Each of my children were able to find their unique niche as well. One became a game room staple using the gift of play to connect and forge friendships. Another worked closely with my husband in the medical office, using encouragement and resourcefulness to support hurting kids. Yet another used his own loves of swimming and dancing to find ways to engage campers and leaders. I found myself watching, praying and actively asking "what do you have for me to do or see or say right now, Lord?" (It was such a refreshing, purposeful and expectant way to live!)

Empathy is a characteristic we've been actively seeking to encourage in our children...not sympathy or condescension, but true practice in relating to people in different circumstances. This week delivered constant opportunities to do so in a fun and meaningful way.
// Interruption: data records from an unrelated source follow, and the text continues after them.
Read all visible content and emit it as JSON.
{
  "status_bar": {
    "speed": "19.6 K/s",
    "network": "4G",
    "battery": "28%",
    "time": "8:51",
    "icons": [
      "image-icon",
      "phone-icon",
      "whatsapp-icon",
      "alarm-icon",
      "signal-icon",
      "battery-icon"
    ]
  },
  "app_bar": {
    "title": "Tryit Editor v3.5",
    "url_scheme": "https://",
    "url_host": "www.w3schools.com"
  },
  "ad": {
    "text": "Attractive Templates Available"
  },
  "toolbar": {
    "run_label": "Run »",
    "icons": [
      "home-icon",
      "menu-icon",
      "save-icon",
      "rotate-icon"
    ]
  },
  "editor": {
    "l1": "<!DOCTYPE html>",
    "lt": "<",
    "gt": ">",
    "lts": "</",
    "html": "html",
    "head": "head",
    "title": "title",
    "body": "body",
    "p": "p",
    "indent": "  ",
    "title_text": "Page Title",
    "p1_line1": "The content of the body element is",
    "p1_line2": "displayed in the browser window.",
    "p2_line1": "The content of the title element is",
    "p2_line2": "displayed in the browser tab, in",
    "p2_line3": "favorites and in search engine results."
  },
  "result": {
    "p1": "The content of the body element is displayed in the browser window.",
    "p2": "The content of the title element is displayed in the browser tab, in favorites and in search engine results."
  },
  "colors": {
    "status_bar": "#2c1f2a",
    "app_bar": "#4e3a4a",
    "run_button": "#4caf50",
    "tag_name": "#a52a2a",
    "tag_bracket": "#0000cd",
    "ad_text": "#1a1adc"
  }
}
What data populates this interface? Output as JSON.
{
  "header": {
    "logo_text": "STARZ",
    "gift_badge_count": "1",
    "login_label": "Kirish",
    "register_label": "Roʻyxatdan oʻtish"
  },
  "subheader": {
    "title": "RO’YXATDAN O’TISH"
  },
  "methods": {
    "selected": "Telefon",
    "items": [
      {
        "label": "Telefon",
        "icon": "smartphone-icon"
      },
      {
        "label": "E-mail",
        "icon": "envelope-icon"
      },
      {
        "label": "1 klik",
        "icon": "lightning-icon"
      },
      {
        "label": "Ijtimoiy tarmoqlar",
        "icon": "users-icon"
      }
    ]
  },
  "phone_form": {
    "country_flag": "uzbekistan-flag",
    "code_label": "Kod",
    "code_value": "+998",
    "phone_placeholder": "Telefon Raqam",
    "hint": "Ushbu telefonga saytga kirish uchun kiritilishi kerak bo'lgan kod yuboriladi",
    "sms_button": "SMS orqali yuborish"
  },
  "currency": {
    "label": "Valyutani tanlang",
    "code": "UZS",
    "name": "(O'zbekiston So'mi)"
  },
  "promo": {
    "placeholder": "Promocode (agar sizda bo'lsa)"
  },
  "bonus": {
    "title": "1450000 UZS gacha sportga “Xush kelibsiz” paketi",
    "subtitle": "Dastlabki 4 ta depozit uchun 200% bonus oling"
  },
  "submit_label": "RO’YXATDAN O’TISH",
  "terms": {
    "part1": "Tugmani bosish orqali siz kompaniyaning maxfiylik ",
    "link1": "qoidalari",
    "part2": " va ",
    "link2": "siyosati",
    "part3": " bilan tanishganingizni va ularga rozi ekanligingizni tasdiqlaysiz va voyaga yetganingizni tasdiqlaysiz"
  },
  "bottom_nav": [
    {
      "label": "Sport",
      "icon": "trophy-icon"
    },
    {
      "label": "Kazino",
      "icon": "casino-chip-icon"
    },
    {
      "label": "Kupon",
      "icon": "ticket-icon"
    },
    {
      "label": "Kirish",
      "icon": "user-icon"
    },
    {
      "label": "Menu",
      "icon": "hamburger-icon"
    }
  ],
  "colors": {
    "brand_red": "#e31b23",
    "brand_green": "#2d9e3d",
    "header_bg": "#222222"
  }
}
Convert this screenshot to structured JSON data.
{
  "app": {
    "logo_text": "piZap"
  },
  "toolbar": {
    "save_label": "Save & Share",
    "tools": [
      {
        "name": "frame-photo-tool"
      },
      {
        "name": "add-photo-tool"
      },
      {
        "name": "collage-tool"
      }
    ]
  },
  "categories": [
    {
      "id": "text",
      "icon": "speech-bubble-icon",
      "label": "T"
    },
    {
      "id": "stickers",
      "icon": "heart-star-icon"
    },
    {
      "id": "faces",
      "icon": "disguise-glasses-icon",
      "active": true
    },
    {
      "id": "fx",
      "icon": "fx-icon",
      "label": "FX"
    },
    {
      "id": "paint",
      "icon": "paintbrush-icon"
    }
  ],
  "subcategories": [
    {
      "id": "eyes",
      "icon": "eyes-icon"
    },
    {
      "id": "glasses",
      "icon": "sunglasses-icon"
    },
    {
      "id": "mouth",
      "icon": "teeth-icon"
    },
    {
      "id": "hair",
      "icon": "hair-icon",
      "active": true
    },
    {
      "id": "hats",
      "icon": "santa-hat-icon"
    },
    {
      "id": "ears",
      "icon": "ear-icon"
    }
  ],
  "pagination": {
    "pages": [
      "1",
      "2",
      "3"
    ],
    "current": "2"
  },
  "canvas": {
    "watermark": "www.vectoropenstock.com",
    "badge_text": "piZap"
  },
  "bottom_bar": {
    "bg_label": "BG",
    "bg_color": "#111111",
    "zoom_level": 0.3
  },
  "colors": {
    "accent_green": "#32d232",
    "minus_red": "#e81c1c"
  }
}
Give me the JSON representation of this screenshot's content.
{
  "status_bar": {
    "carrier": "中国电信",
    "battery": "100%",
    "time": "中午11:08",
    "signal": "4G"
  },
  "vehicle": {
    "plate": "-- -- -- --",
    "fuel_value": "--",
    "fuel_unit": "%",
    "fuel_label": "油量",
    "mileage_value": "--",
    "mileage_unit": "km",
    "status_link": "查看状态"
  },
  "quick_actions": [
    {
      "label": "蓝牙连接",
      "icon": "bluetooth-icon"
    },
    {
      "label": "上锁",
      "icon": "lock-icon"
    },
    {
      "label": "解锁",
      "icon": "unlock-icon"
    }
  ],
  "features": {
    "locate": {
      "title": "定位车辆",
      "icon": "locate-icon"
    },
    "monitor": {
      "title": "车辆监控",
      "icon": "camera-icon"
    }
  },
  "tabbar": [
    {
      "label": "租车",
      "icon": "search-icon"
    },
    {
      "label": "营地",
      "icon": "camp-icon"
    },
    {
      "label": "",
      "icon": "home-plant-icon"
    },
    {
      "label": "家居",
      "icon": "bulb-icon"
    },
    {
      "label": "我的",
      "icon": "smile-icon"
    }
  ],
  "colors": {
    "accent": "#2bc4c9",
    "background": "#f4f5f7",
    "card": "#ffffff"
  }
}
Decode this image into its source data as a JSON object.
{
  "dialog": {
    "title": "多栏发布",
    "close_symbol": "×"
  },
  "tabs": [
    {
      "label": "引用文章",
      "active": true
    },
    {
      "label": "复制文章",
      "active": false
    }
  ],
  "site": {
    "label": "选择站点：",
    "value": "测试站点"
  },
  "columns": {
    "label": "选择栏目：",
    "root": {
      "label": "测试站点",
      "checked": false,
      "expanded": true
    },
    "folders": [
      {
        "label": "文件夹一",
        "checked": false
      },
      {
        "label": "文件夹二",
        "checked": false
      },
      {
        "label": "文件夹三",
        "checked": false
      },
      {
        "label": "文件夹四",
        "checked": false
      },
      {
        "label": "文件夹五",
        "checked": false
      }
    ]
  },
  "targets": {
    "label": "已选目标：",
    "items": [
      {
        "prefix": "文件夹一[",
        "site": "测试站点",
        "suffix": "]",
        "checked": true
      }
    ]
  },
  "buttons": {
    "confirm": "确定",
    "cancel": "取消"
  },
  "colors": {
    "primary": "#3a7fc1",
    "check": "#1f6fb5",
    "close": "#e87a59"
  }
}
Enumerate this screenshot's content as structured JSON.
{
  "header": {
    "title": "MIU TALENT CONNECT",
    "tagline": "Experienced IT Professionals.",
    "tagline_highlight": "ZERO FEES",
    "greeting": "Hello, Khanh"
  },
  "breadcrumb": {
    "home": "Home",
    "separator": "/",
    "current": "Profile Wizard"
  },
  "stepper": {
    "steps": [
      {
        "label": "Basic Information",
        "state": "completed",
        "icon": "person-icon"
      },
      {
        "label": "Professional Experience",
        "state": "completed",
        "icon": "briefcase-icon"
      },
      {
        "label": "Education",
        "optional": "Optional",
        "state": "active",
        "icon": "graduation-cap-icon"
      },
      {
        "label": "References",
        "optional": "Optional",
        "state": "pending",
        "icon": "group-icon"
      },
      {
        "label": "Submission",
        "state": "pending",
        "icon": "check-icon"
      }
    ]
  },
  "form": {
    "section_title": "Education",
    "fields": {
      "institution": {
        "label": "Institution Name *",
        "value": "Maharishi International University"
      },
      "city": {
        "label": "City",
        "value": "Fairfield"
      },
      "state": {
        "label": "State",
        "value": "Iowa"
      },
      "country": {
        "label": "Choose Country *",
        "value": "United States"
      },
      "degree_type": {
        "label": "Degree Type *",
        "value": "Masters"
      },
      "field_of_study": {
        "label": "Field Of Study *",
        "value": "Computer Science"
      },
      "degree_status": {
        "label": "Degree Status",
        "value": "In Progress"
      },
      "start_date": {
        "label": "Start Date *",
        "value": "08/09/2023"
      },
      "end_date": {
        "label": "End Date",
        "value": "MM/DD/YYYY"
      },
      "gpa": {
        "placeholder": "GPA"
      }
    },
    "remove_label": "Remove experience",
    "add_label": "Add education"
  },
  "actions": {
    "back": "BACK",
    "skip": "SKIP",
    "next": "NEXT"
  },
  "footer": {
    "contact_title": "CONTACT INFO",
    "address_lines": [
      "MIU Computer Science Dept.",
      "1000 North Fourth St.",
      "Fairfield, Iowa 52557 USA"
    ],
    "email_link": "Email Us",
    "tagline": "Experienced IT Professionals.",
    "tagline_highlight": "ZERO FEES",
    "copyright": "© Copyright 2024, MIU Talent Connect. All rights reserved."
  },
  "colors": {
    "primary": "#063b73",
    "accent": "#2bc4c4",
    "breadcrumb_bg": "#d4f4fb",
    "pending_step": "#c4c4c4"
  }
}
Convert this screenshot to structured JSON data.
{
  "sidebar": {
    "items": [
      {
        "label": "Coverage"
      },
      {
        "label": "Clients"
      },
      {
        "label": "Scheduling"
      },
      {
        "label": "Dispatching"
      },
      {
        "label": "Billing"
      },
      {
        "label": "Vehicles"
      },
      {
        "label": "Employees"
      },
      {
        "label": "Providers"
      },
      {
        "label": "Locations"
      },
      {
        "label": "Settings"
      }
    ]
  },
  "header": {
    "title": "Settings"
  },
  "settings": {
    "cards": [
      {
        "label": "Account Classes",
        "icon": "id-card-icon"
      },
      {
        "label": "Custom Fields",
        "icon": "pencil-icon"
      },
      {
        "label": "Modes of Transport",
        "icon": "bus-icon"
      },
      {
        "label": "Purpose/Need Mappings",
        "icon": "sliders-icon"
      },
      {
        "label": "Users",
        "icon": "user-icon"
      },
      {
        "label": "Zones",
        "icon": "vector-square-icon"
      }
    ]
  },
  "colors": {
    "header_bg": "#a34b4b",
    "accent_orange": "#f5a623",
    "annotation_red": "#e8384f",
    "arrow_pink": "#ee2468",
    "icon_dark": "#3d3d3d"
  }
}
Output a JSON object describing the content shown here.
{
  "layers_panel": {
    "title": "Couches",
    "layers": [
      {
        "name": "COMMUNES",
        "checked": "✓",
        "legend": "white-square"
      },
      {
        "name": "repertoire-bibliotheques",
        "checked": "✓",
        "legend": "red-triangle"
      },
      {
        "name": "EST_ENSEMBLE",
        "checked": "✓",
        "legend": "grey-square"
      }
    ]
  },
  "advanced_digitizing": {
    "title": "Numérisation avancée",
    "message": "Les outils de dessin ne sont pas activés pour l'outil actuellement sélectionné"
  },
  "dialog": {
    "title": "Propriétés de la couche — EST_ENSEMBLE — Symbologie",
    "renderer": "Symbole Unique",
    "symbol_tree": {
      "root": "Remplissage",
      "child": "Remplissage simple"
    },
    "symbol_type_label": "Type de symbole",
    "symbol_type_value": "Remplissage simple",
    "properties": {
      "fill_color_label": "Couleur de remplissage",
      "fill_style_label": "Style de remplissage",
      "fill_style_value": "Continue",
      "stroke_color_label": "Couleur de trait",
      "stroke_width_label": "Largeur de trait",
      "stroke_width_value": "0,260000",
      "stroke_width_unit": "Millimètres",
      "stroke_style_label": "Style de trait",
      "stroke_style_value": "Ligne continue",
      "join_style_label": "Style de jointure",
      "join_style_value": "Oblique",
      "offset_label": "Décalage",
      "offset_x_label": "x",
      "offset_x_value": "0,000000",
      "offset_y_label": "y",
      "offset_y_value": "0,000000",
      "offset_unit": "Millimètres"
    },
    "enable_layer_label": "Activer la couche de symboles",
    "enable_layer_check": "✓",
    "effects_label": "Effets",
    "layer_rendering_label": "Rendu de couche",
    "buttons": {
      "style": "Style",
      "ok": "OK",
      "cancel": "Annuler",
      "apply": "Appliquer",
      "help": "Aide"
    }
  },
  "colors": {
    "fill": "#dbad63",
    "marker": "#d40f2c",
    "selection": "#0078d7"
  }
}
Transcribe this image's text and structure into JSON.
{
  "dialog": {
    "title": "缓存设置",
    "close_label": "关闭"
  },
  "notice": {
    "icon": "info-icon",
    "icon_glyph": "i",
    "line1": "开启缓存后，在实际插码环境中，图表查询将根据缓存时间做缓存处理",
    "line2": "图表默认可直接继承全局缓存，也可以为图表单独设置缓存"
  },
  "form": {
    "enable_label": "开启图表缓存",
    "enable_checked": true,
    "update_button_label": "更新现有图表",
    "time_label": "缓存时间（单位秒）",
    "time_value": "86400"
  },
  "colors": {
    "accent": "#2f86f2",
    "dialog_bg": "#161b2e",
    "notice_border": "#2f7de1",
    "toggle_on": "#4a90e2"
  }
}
All in all this was a remarkable week--restorative, challenging and tremendously encouraging on many levels. I was shown that there are actually many pieces of this week that can translate into my 'real life' at home. I hope to live with a more simplified sense of purpose, a renewed appreciation for community and a glorious picture of  the beauty of the body of Christ working together.

I was reminded that working with people with special needs gives a unique opportunity to know a person's challenges and address them directly. Dealing with 'typically developing' people can sometimes be more difficult because we don't all wear our real challenges on our sleeves. The ministry of daily life is to remember everyone has limps, scars and limitations in this life and we would do well to recognize them with a compassion and a commitment to removing barriers that keep people from the abundant life of the cross.

1 comment:

Denise Ross said...

What an amazing experience for you. United in serving m, awakening gifts, seeing your young people begin to show another side of themselves, grow within and without themselves. God is so good to open these opportunities to come together as one, serving and glorifying him in everything we do.
My daughter worked at a special needs camp last year in Texas. She grew so much as a person and gained clarity in the career direction she wanted to commence this year. She made lasting friendships, grew in serving others and putting their needs before her own. It wasn't a Christian camp per se, but it was a Texas Lions camp so they did hold the values of serving and loving on all no matter their special need. She had children aged from 6 to 16 yrs and needs from diabetes through to cancer, cerebral palsy, Down syndrome and everything in between. She was there fir three months. She really wanted to go back this year too but wasn't able to defer her degree again. They made a lasting impact on her. Loving as God loves is our only way to live, dying to self - which is super hard to do, changes how I see people. I'm thanking God that he's changing me, to see all of his created ones as He sees them.